The Bilingual Muse analyzes the work of seven Russian poets who translated their own poems into English, French, German, or Italian. Investigating the parallel versions of self-translated poetic texts by Vladimir Nabokov, Joseph Brodsky, Andrey Gritsman, Katia Kapovich, Marina Tsvetaeva, Wassily Kandinsky, and Elizaveta Kul’man, Adrian Wanner considers how verbal creativity functions in different languages, the conundrum of translation, and the vagaries of bilingual identities.
Wanner argues that the perceived marginality of self-translation stems from a romantic privileging of the mother tongue and the original text. The unprecedented recent dispersion of Russian speakers over three continents has led to the emergence of a new generation of diasporic Russians who provide a more receptive milieu for multilingual creativity.
1. Elizaveta Kul’man: The Most Polyglot of Russian Poets
2. Wassily Kandinsky’s Trilingual Poetry
3. Marina Tsvetaeva’s Self-Translation into French
4. Vladimir Nabokov’s Dilemma of Self-Translation
5. Joseph Brodsky in English
6. Self-Translation among Contemporary Russian-American Poets
“The Bilingual Muse confirms Adrian Wanner as the leading scholar of Russian literary translingualism. His scintillating study of self-translation by seven disparate poets is attentive to the nuances of prosody as well as issues of cultural and personal identity. Especially luminescent are Wanner’s discussion of the short-lived polyglot prodigy Elizaveta Kul’man, his recuperation of the painter Wassily Kandinsky as a formidable trilingual poet, and his account of why Vladimir Nabokov regarded autotranslation as ‘self-torture.’”—Steven G. Kellman, author of The Translingual Imagination
“The Bilingual Muse is illuminating and useful. It is rare and unusual to see the kind of thorough treatment of all levels of language and prosody that Wanner provides.” —Elizabeth Klosty Beaujour, author of Alien Tongues: Bilingual Russian Writers of the “First” Emigration

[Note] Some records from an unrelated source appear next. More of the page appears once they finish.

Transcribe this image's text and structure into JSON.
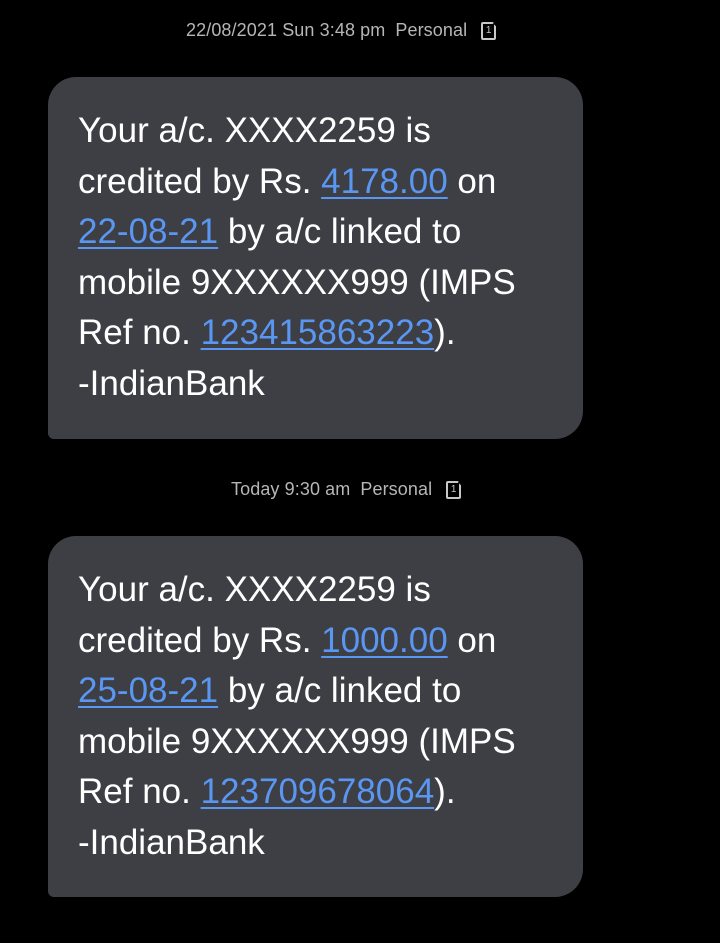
{
  "messages": [
    {
      "meta": {
        "timestamp": "22/08/2021 Sun 3:48 pm",
        "category": "Personal",
        "sim_label": "1"
      },
      "line1": "Your a/c. XXXX2259 is",
      "line2_prefix": "credited by Rs. ",
      "amount": "4178.00",
      "line2_suffix": " on",
      "date": "22-08-21",
      "line3_suffix": " by a/c linked to",
      "line4": "mobile 9XXXXXX999 (IMPS",
      "line5_prefix": "Ref no. ",
      "ref_no": "123415863223",
      "line5_suffix": ").",
      "line6": "-IndianBank"
    },
    {
      "meta": {
        "timestamp": "Today 9:30 am",
        "category": "Personal",
        "sim_label": "1"
      },
      "line1": "Your a/c. XXXX2259 is",
      "line2_prefix": "credited by Rs. ",
      "amount": "1000.00",
      "line2_suffix": " on",
      "date": "25-08-21",
      "line3_suffix": " by a/c linked to",
      "line4": "mobile 9XXXXXX999 (IMPS",
      "line5_prefix": "Ref no. ",
      "ref_no": "123709678064",
      "line5_suffix": ").",
      "line6": "-IndianBank"
    }
  ],
  "colors": {
    "background": "#000000",
    "bubble": "#3e3e45",
    "link": "#5a97f2",
    "meta_text": "#b6b6b8"
  },
  "icons": {
    "sim": "sim-card-icon"
  }
}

"Wanner . . . lays out a detailed history of scholarly and artistic attitudes toward the practice of self-translation that will engage both specialists and neophytes." —D. C. Maus, State University of New York at Potsdam, CHOICE
". . . a welcome addition to the burgeoning field of translingualism studies . . . Wanner applies his language skills, erudition, and, what’s equally significant, his love for poetry to investigate the parallel versions of self-translated poems. This is important, because style is often marginalized in favor of theme and biography in discussions of exophonic authors. At the same time, his curiosity about why poets translate themselves or write original works in an acquired language leads him to consider issues of identity and belonging . . ." —Piotr Florczyk, Explorations: A Journal of Language and Literature
"Translation scholars and recent approaches provide context, often around persistent beliefs that something gets 'lost' in the process. Much hinges on how language itself is conceptualized: the traditional Romantic essentialist notion that each person has only one core national language identity rejects even self-translation. Wanner is further interested in how translation affects prosody and versification, most clearly seen in the chapter on Nabokov. Fascinating passages detail how each poet handles the crucible of (self-)translation . . ." —Françoise Rosset, Russian Review
This book is freely available in an open access edition thanks to TOME (Toward an Open Monograph Ecosystem)—a collaboration of the Association of American Universities, the Association of University Presses, and the Association of Research Libraries—and the generous support of the Pennsylvania State University. Learn more at the TOME website, available at openmonographs.org.
To visit the TOME edition of The Bilingual Muse: Self-Translation among Russian Poets, visit https://doi.org/10.21985/n2-8cfb-pa17.